(Interface dataset entries)
.....

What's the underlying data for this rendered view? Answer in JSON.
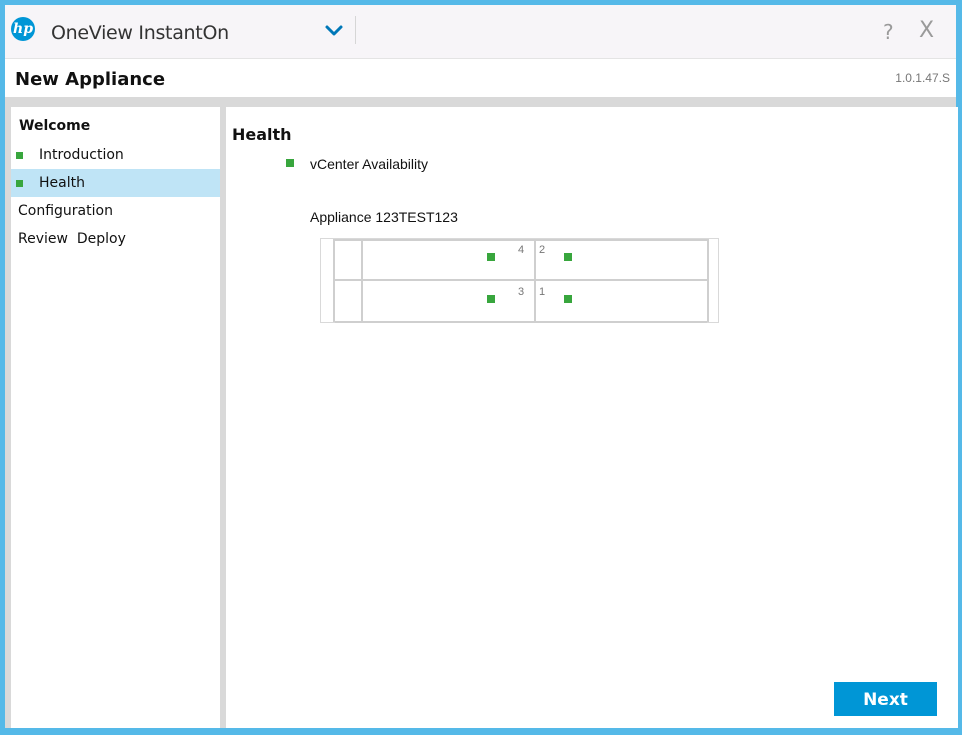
{
  "titlebar": {
    "app_title": "OneView InstantOn",
    "logo_text": "hp",
    "help_label": "?",
    "close_label": "X"
  },
  "header": {
    "title": "New Appliance",
    "version": "1.0.1.47.S"
  },
  "sidebar": {
    "items": [
      {
        "label": "Welcome",
        "bullet": false,
        "selected": false
      },
      {
        "label": "Introduction",
        "bullet": true,
        "selected": false
      },
      {
        "label": "Health",
        "bullet": true,
        "selected": true
      },
      {
        "label": "Configuration",
        "bullet": false,
        "selected": false
      },
      {
        "label": "Review  Deploy",
        "bullet": false,
        "selected": false
      }
    ]
  },
  "main": {
    "title": "Health",
    "vcenter_label": "vCenter Availability",
    "appliance_label": "Appliance 123TEST123",
    "bays": [
      {
        "number": "4",
        "status": "ok"
      },
      {
        "number": "2",
        "status": "ok"
      },
      {
        "number": "3",
        "status": "ok"
      },
      {
        "number": "1",
        "status": "ok"
      }
    ],
    "next_label": "Next"
  },
  "colors": {
    "accent": "#0096d6",
    "status_ok": "#38a63d",
    "selected_bg": "#bfe4f6",
    "frame": "#55b9e8"
  }
}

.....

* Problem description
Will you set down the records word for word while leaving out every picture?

* Response below
What's the underlying data for this rendered view? Answer in JSON.
{
  "titlebar": {
    "app_title": "OneView InstantOn",
    "logo_text": "hp",
    "help_label": "?",
    "close_label": "X"
  },
  "header": {
    "title": "New Appliance",
    "version": "1.0.1.47.S"
  },
  "sidebar": {
    "items": [
      {
        "label": "Welcome",
        "bullet": false,
        "selected": false
      },
      {
        "label": "Introduction",
        "bullet": true,
        "selected": false
      },
      {
        "label": "Health",
        "bullet": true,
        "selected": true
      },
      {
        "label": "Configuration",
        "bullet": false,
        "selected": false
      },
      {
        "label": "Review  Deploy",
        "bullet": false,
        "selected": false
      }
    ]
  },
  "main": {
    "title": "Health",
    "vcenter_label": "vCenter Availability",
    "appliance_label": "Appliance 123TEST123",
    "bays": [
      {
        "number": "4",
        "status": "ok"
      },
      {
        "number": "2",
        "status": "ok"
      },
      {
        "number": "3",
        "status": "ok"
      },
      {
        "number": "1",
        "status": "ok"
      }
    ],
    "next_label": "Next"
  },
  "colors": {
    "accent": "#0096d6",
    "status_ok": "#38a63d",
    "selected_bg": "#bfe4f6",
    "frame": "#55b9e8"
  }
}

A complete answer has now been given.